Mariëtte Kotzé: Drift apart in air
Size: 75cm x 60cm
Medium: Mixed media of ink wash movement on Yupo, digitally captured & printed on archival quality paper
*White frame included
"The themes of my work are determined by the unpremeditated result. When I started out using this technique it was mainly about the process and experimenting. Currently, looking at the works created after 5 years, all abstract in definition, I can divide them into categories, differentiating between abstract objects, a landscape looking spaces, earth textures, and colorful compositions that resemble a mood or song.
My scanogram paintings are created through the combination of ink and water puddling, adding solvents to extend and retard the ink’s natural tendency to bloom and creep, and also changing its colour. The results are captured using a Dual-lens scanner system, acting as a macro lens and paint surface simultaneously.
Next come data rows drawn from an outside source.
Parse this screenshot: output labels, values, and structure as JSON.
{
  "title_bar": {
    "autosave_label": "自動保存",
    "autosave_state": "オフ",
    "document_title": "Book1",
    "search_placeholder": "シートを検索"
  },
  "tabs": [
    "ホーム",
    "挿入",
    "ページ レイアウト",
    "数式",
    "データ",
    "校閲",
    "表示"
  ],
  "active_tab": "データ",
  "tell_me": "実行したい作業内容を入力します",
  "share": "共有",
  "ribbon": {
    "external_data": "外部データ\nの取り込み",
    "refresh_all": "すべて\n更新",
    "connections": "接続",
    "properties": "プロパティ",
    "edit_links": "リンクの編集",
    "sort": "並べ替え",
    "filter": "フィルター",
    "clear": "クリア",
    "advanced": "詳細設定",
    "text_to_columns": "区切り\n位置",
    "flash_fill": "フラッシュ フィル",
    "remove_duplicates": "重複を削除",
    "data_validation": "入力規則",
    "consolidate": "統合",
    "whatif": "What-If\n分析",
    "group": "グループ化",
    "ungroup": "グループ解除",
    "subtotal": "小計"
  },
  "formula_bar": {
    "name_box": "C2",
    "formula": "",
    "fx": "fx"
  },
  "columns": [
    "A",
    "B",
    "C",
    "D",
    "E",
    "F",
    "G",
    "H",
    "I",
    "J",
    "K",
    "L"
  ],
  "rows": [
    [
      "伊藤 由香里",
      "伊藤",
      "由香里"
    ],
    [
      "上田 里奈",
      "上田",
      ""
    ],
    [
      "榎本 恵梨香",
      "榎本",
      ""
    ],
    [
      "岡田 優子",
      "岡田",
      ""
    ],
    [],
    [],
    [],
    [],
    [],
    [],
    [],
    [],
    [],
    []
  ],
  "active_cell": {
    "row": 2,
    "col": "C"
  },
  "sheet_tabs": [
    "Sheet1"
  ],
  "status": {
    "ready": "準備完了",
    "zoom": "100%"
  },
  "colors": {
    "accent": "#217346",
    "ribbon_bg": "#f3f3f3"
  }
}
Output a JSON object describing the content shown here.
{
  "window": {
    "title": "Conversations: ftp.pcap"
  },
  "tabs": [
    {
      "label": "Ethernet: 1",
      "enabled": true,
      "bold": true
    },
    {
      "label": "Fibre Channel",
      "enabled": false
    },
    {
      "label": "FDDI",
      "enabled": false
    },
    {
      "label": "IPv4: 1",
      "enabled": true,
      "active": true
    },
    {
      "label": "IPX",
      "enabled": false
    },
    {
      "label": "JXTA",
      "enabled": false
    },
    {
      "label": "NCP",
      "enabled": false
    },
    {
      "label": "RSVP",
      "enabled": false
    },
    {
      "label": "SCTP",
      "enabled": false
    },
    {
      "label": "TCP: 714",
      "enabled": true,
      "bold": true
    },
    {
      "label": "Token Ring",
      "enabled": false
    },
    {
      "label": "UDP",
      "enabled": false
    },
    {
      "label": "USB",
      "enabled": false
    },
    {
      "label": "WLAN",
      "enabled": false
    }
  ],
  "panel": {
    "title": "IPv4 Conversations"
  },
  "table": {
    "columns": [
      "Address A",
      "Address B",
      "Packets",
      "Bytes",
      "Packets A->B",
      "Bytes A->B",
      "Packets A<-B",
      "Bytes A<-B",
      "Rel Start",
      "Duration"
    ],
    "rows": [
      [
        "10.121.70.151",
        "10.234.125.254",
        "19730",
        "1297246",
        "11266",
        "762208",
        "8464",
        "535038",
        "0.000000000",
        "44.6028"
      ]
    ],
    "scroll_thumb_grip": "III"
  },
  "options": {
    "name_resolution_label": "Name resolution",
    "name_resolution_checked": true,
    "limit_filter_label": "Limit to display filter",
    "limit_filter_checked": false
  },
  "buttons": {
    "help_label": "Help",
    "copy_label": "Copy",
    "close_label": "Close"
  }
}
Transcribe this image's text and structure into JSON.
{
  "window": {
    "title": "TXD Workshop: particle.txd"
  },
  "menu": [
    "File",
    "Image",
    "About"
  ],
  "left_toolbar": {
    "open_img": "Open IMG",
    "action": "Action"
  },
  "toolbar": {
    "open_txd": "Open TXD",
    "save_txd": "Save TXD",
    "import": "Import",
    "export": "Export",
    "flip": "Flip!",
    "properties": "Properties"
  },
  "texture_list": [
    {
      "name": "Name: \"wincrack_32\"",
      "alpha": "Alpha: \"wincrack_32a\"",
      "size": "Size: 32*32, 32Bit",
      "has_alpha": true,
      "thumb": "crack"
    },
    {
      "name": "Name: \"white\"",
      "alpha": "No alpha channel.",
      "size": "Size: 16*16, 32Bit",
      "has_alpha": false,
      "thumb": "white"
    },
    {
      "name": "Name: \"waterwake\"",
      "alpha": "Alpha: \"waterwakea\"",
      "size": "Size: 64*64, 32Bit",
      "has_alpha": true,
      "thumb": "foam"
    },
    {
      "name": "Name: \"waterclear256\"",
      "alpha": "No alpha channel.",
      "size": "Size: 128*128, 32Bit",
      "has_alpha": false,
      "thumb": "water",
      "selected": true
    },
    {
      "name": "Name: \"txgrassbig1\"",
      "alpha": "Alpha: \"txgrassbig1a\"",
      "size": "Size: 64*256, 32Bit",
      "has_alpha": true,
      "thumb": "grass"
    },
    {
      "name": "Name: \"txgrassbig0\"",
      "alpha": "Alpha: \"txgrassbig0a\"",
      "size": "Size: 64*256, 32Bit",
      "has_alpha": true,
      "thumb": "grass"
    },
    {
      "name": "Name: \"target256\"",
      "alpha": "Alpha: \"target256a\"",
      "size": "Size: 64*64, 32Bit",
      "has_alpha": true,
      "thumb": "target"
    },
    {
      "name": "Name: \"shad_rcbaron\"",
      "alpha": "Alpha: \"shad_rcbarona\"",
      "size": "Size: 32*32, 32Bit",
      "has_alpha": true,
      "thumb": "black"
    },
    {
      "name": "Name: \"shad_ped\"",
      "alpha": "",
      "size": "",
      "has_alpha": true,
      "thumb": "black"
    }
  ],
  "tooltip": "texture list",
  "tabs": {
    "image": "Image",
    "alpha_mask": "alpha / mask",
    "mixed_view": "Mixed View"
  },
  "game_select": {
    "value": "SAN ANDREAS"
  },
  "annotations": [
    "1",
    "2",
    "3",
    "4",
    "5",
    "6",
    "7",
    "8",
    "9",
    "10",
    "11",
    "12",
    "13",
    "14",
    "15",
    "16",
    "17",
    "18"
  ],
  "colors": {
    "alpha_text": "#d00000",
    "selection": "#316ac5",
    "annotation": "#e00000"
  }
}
Focusing on the activity of the artistic process, I create my internal landscapes through digitizing ink wash movements with a macro lens. My work questions photography by capturing images that can never be created again.
I draw inspiration from Wassily Kandinsky’s writings regarding the spiritual in art, which influenced the work of the Abstract expressionists, as well as Japanese Zen calligraphy, which focuses on the meditative process of art-making and the expression of the subconscious mind.
Through my work, I aim to focus attention on Time as an ephemeral concept, by allowing the viewer to appreciate the transient moment in full by looking closer. I then shift the focus towards the beauty of accumulated time, where the creative journey and process becomes more important than the end product." Mariëtte Kotzé
Mariëtte Kotzé is a Cape Town-based artist interested in ink-wash painting and alternative photography. After matriculating from Overberg High (Caledon) she qualified with a Btech degree in Interior Design and a diploma in Fine Art from Ruth Prowse School of Art in 2015.
The focus of her work is on the ephemeral concept of Time: a transient moment is captured on the paper or lens surface, where ink and various translucent fluids are intermixed. The results of these reactions are then digitally captured, recording the movement of the pigmented molecules breaking up, each with its distinct character. Mariëtte Kotzé's work questions photography by capturing images that can never be created again while exploring process and repetition as meditative instruments in art-making.